__Activity__: Return each entry word for word, without its pictures.
---+---
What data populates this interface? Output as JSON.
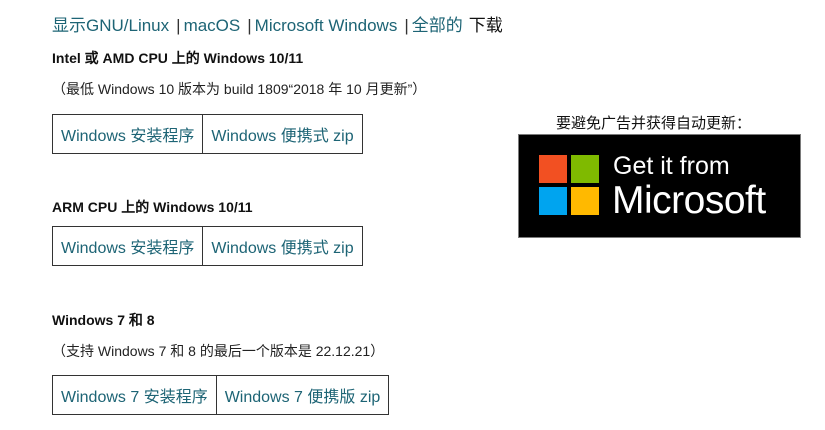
{
  "nav": {
    "links": [
      "显示GNU/Linux",
      "macOS",
      "Microsoft Windows",
      "全部的"
    ],
    "separator": "|",
    "suffix": "下载"
  },
  "sections": [
    {
      "title": "Intel 或 AMD CPU 上的 Windows 10/11",
      "note": "（最低 Windows 10 版本为 build 1809“2018 年 10 月更新”）",
      "buttons": [
        "Windows 安装程序",
        "Windows 便携式 zip"
      ]
    },
    {
      "title": "ARM CPU 上的 Windows 10/11",
      "note": "",
      "buttons": [
        "Windows 安装程序",
        "Windows 便携式 zip"
      ]
    },
    {
      "title": "Windows 7 和 8",
      "note": "（支持 Windows 7 和 8 的最后一个版本是 22.12.21）",
      "buttons": [
        "Windows 7 安装程序",
        "Windows 7 便携版 zip"
      ]
    }
  ],
  "store": {
    "label": "要避免广告并获得自动更新：",
    "badge_line1": "Get it from",
    "badge_line2": "Microsoft",
    "logo_colors": [
      "#f25022",
      "#7fba00",
      "#00a4ef",
      "#ffb900"
    ],
    "icon": "microsoft-logo-icon"
  },
  "colors": {
    "link": "#1d6475",
    "border": "#333333",
    "badge_bg": "#000000"
  }
}
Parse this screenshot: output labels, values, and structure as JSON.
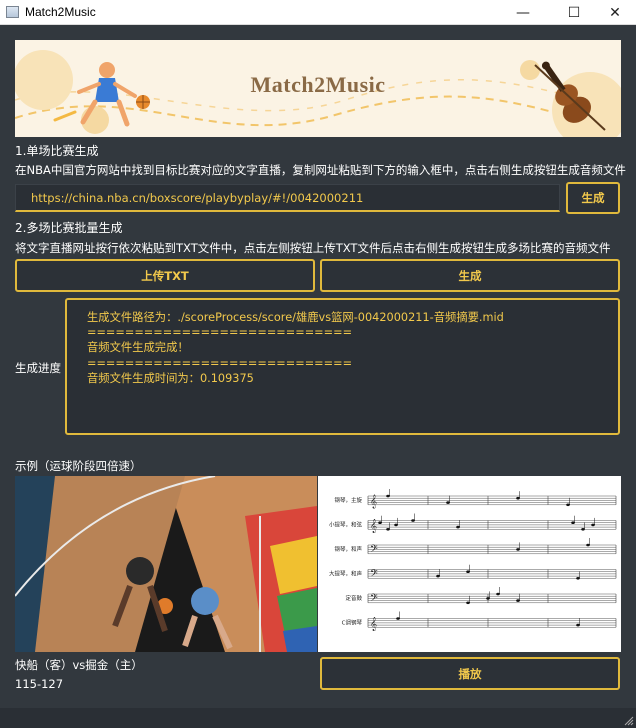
{
  "window": {
    "title": "Match2Music",
    "minimize_glyph": "—",
    "maximize_glyph": "☐",
    "close_glyph": "✕"
  },
  "banner": {
    "title": "Match2Music"
  },
  "single": {
    "section_title": "1.单场比赛生成",
    "description": "在NBA中国官方网站中找到目标比赛对应的文字直播，复制网址粘贴到下方的输入框中，点击右侧生成按钮生成音频文件",
    "url_value": "https://china.nba.cn/boxscore/playbyplay/#!/0042000211",
    "generate_label": "生成"
  },
  "batch": {
    "section_title": "2.多场比赛批量生成",
    "description": "将文字直播网址按行依次粘贴到TXT文件中，点击左侧按钮上传TXT文件后点击右侧生成按钮生成多场比赛的音频文件",
    "upload_label": "上传TXT",
    "generate_label": "生成"
  },
  "progress": {
    "label": "生成进度",
    "log": [
      "生成文件路径为：./scoreProcess/score/雄鹿vs篮网-0042000211-音频摘要.mid",
      "============================",
      "音频文件生成完成！",
      "============================",
      "音频文件生成时间为：0.109375"
    ]
  },
  "example": {
    "label": "示例（运球阶段四倍速）",
    "staff_labels": [
      "钢琴，主旋",
      "小提琴，和弦",
      "钢琴，和声",
      "大提琴，和声",
      "定音鼓",
      "C调钢琴"
    ],
    "match_teams": "快船（客）vs掘金（主）",
    "match_score": "115-127",
    "play_label": "播放"
  },
  "colors": {
    "accent": "#e0b93c",
    "accent_text": "#f2c94c",
    "background": "#32383e",
    "input_background": "#2a2f35"
  }
}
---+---
__Answer to the exercise__:
What data populates this interface? Output as JSON.
{
  "nav": {
    "links": [
      "显示GNU/Linux",
      "macOS",
      "Microsoft Windows",
      "全部的"
    ],
    "separator": "|",
    "suffix": "下载"
  },
  "sections": [
    {
      "title": "Intel 或 AMD CPU 上的 Windows 10/11",
      "note": "（最低 Windows 10 版本为 build 1809“2018 年 10 月更新”）",
      "buttons": [
        "Windows 安装程序",
        "Windows 便携式 zip"
      ]
    },
    {
      "title": "ARM CPU 上的 Windows 10/11",
      "note": "",
      "buttons": [
        "Windows 安装程序",
        "Windows 便携式 zip"
      ]
    },
    {
      "title": "Windows 7 和 8",
      "note": "（支持 Windows 7 和 8 的最后一个版本是 22.12.21）",
      "buttons": [
        "Windows 7 安装程序",
        "Windows 7 便携版 zip"
      ]
    }
  ],
  "store": {
    "label": "要避免广告并获得自动更新：",
    "badge_line1": "Get it from",
    "badge_line2": "Microsoft",
    "logo_colors": [
      "#f25022",
      "#7fba00",
      "#00a4ef",
      "#ffb900"
    ],
    "icon": "microsoft-logo-icon"
  },
  "colors": {
    "link": "#1d6475",
    "border": "#333333",
    "badge_bg": "#000000"
  }
}
Parse this screenshot: output labels, values, and structure as JSON.
{
  "window": {
    "title": "Match2Music",
    "minimize_glyph": "—",
    "maximize_glyph": "☐",
    "close_glyph": "✕"
  },
  "banner": {
    "title": "Match2Music"
  },
  "single": {
    "section_title": "1.单场比赛生成",
    "description": "在NBA中国官方网站中找到目标比赛对应的文字直播，复制网址粘贴到下方的输入框中，点击右侧生成按钮生成音频文件",
    "url_value": "https://china.nba.cn/boxscore/playbyplay/#!/0042000211",
    "generate_label": "生成"
  },
  "batch": {
    "section_title": "2.多场比赛批量生成",
    "description": "将文字直播网址按行依次粘贴到TXT文件中，点击左侧按钮上传TXT文件后点击右侧生成按钮生成多场比赛的音频文件",
    "upload_label": "上传TXT",
    "generate_label": "生成"
  },
  "progress": {
    "label": "生成进度",
    "log": [
      "生成文件路径为：./scoreProcess/score/雄鹿vs篮网-0042000211-音频摘要.mid",
      "============================",
      "音频文件生成完成！",
      "============================",
      "音频文件生成时间为：0.109375"
    ]
  },
  "example": {
    "label": "示例（运球阶段四倍速）",
    "staff_labels": [
      "钢琴，主旋",
      "小提琴，和弦",
      "钢琴，和声",
      "大提琴，和声",
      "定音鼓",
      "C调钢琴"
    ],
    "match_teams": "快船（客）vs掘金（主）",
    "match_score": "115-127",
    "play_label": "播放"
  },
  "colors": {
    "accent": "#e0b93c",
    "accent_text": "#f2c94c",
    "background": "#32383e",
    "input_background": "#2a2f35"
  }
}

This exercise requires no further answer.